ISSN: 1076-898X

http://eprints.bournemouth.ac.uk/31716/

Source: Manual

Consent, wantedness, and pleasure: Three dimensions affecting the perceived stress of and judgements of rape in sexual encounters.

Authors: Hills, P.J., Seib, E., Pleva, M., Smythe, J., Gosling, M.-R. and Cole, T.

Journal: Journal of experimental psychology. Applied

Volume: 26

Issue: 1

Pages: 171-197

eISSN: 1939-2192

ISSN: 1076-898X

DOI: 10.1037/xap0000221

Abstract:

Participants conflate consent and wantedness when judging situations as rape (Peterson & Muehlenhard, 2007). Pleasure might also affect how such situations might be appraised by victims, perpetrators, and jurors. In four experiments, participants read vignettes describing sexual encounters that were consensual or not, wanted or unwanted, and pleasurable or not pleasurable. Participants judged whether they thought each situation described rape and how distressing they thought the encounter would be. Wantedness affected perceived distress when consent was given. Wantedness and pleasure also influenced whether participants considered the situation rape in nonconsensual scenarios. In additional experiments, we analyzed the results by gender, manipulated perspective (being the subject or initiator of the encounter), levels of aggression, and compared the results to a group of participants who had viewed an antiabuse campaign. Male participants and those higher in benevolent sexism were more likely than women to utilize pleasure and wantedness in judging whether situations described rape. Perspective and viewing the media campaign did not significantly affect judgments of rape. Our results have implications for models of the consequences of consent, wantedness, and pleasure of sex, and important implications for educational programs aimed at reducing sexual assault and training for those involved in criminal justice. (PsycINFO Database Record (c) 2020 APA, all rights reserved).
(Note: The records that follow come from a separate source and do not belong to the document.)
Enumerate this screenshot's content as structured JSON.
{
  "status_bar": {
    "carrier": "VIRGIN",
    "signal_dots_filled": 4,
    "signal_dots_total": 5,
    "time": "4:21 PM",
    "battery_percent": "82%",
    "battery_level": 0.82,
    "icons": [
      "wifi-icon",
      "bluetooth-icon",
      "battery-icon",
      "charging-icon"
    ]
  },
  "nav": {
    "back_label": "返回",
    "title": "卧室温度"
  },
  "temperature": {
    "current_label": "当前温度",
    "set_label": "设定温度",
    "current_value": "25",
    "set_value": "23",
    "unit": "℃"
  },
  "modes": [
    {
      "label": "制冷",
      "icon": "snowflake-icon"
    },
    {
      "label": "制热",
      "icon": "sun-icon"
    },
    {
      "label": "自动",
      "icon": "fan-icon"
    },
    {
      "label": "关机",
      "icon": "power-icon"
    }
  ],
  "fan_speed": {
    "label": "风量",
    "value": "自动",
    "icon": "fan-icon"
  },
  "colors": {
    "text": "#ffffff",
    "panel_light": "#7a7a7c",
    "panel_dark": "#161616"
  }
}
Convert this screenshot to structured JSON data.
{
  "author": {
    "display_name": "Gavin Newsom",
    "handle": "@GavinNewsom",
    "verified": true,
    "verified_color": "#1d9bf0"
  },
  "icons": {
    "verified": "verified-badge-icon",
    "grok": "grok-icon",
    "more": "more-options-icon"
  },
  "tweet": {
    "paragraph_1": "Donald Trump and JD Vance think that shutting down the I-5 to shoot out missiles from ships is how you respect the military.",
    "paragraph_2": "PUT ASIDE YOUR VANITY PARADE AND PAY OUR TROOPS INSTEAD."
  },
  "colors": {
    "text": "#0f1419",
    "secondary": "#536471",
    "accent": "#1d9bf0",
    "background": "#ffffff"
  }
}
http://eprints.bournemouth.ac.uk/31716/

Source: Europe PubMed Central